In a major breakthrough, Harvard scientists have been able to reprogram adult pancreatic stem cells into beta cells capable of producing insulin, simply by flipping three genetic switches.  That is cool enough in itself, but the real kicker is that they did this in vivo.  

Last year it was shown that an adult stem cell could be reverted back to an embryonic-like state (induced pluripontent stem cells).  But this process is one that takes place in vitro.  Not only do the stem cells need to be removed from the body, but then they need to be reverted to an embryonic state, then coaxed into differentiating into the desired cell type, and finally be placed back in the body for therapeutic purposes.  The Harvard team skipped all but the third step.  They have shown that adult stem cells can be transformed into other types of cells without being removed from the body, and without having to be retovertered into embryonic form.  Not only does this make for a less invasive procedure, but it would also avoid the current problem facing embryonic and embryonic-like stem cells: tumor formation.  

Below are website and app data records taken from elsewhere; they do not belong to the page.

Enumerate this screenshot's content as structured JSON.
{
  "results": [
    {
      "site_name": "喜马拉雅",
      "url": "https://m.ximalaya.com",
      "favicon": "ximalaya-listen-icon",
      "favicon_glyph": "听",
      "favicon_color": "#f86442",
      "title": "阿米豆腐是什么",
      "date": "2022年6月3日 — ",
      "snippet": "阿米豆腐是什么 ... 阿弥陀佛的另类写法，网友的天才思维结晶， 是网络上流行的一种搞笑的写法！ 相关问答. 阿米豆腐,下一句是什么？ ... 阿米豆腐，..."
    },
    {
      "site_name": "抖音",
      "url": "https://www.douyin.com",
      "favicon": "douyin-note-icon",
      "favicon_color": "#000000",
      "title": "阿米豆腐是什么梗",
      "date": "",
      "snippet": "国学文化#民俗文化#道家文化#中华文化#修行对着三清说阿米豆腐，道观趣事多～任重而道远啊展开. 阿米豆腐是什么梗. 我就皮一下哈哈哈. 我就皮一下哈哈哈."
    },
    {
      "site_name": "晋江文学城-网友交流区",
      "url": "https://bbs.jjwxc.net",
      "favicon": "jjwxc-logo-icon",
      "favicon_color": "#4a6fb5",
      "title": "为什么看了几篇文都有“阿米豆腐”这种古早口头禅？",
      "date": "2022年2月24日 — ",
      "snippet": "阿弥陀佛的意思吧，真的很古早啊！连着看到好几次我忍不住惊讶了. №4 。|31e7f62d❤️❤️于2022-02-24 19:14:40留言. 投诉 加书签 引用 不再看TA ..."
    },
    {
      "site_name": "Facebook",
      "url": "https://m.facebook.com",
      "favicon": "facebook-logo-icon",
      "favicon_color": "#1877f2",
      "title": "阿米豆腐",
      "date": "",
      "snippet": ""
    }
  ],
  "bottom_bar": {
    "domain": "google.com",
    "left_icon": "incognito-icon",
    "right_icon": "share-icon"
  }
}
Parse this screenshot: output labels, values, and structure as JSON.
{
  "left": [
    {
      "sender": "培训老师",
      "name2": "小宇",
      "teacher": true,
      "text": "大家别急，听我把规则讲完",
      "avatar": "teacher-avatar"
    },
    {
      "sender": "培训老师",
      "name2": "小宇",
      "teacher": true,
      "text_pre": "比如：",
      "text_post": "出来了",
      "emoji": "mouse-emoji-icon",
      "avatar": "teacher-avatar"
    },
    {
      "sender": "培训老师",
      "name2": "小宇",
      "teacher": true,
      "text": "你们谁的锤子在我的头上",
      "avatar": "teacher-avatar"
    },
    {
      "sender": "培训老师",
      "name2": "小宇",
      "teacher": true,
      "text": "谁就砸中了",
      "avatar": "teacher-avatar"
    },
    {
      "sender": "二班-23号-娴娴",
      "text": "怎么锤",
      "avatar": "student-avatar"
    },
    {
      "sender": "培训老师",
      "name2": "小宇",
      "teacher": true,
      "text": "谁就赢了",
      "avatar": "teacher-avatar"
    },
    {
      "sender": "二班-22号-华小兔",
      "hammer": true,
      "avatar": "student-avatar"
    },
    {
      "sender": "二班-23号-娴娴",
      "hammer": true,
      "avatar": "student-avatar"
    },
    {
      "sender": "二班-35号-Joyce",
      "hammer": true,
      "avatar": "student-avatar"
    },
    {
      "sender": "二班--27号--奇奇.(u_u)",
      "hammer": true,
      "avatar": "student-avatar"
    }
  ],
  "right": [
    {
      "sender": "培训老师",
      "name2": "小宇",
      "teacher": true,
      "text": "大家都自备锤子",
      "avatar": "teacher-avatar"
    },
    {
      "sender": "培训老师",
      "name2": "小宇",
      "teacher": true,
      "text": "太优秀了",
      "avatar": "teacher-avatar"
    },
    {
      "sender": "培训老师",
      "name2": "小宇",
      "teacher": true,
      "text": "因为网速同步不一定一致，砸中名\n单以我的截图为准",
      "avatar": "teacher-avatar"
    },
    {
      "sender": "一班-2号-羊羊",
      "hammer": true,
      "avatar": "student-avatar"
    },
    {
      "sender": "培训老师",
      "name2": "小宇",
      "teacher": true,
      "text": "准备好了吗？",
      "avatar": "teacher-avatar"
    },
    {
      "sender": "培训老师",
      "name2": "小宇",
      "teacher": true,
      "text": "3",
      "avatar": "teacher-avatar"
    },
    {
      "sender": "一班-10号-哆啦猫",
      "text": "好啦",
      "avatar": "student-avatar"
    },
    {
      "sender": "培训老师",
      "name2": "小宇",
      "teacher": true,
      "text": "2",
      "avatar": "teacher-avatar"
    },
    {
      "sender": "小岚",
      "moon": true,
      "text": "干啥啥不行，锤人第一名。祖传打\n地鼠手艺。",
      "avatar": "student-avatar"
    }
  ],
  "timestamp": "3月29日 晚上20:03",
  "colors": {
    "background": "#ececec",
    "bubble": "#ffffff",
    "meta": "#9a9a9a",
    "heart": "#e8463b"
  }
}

While this is definitely a big breakthrough, only time will tell whether it can be safely used in humans, and how many conditions can be treated with this procedure.  One thing seems certain, however: this is just one more nail in the coffin for embryonic stem cell research.  It is becoming both impractical, and irrelevant.